As a result, ski resorts have looked to less-erratic sources of revenue — whatever they may be.
Sugarloaf in Maine, which claims to be the largest ski area east of the Rockies, provides Segway tours.
Smugglers’ Notch offers zip line tours, disc golf and a skate park.
Okemo Mountain Resort has a roller coaster.
Jon Erickson, a professor of ecological economics at the University of Vermont, said the economic model for resorts is changing. And even the largest ski mountains in the East are not immune. Stowe, for example, “had to go full bore into creating a resort model year round, with a golf course,” he said. Resorts that weathered bad skiing seasons did so because skiing is only a percentage of their revenue.
Each resort is different, of course, but Davis said weather plays a large role. Small resorts that can’t afford the best snowmaking are especially vulnerable. “If you have a few winters in a row with a lack of snowfall, or a lot of thaws, they’re crushed,” Davis said.
One smaller resort that went under was Mount Ascutney in West Windsor, which closed its doors in 2010. Similar in size to nearby Okemo Mountain Resort, it actually sits slightly farther north. But Okemo has two golf courses, a summer music series and even an annual beer festival. Ascutney Mountain Resort offered a handful of biking and hiking trails, but little else.
And simply having seasonal attractions doesn’t guarantee financial success. Whaleback Mountain in Enfield closed this spring a million dollars in debt, despite having a paintball course and a skate park. (A nonprofit organization, the Upper Valley Snow Sports Foundation, has been raising money to save the ski mountain with plans to reopen it on Dec. 26.)
Resorts have had to battle the economic climate as well.
The Great Recession drove many away from the sport, said Erickson, the UVM professor. But people continue to ski despite the cost, though they may not fly to the Rockies to do so.
“People will still go on ski vacations,” he said, “but they’ll go locally.”
New England resorts, which don’t attract skiers from across the country the way their Rocky Mountain counterparts can, have to rely on skiers and snowboarders from the East Coast.

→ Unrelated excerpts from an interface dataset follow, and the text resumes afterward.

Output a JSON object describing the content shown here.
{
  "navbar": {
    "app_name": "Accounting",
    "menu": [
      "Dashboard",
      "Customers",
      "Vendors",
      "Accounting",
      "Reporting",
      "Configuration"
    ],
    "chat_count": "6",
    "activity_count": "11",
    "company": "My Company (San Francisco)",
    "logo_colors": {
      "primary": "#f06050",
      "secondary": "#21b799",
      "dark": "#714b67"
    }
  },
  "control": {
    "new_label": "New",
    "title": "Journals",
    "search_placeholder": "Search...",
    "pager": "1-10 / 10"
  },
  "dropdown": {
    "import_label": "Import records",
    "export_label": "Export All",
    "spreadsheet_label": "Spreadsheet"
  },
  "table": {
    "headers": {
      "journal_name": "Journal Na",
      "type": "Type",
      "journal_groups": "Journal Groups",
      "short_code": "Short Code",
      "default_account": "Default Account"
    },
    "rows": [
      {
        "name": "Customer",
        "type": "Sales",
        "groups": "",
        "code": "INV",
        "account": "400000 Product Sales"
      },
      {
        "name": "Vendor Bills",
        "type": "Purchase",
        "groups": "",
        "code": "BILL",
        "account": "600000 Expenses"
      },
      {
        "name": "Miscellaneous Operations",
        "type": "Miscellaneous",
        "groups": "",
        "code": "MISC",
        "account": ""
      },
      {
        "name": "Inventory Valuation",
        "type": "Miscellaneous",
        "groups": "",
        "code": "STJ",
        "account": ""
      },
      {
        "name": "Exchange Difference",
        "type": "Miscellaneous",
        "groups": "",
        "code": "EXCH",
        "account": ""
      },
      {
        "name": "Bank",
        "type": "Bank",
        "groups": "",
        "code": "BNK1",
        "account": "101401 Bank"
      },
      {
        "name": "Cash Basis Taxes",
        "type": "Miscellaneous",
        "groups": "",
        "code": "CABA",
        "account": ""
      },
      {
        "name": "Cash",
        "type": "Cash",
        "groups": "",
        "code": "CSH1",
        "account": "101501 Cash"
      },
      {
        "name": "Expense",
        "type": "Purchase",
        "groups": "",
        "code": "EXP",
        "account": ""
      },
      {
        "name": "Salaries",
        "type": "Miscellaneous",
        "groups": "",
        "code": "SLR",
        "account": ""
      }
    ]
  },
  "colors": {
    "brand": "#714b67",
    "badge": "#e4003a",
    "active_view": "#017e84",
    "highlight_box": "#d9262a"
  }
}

The good news for these resorts is that many area residents remain fiercely loyal to them. To paraphrase Daniel Webster, they may be small mountains, but there are those who love them.
That love, combined with inventive new ways of generating revenue, might be enough.
“I’ve skied all over the world,” said Rioux. “I love Cannon. My ashes are going on that mountain.”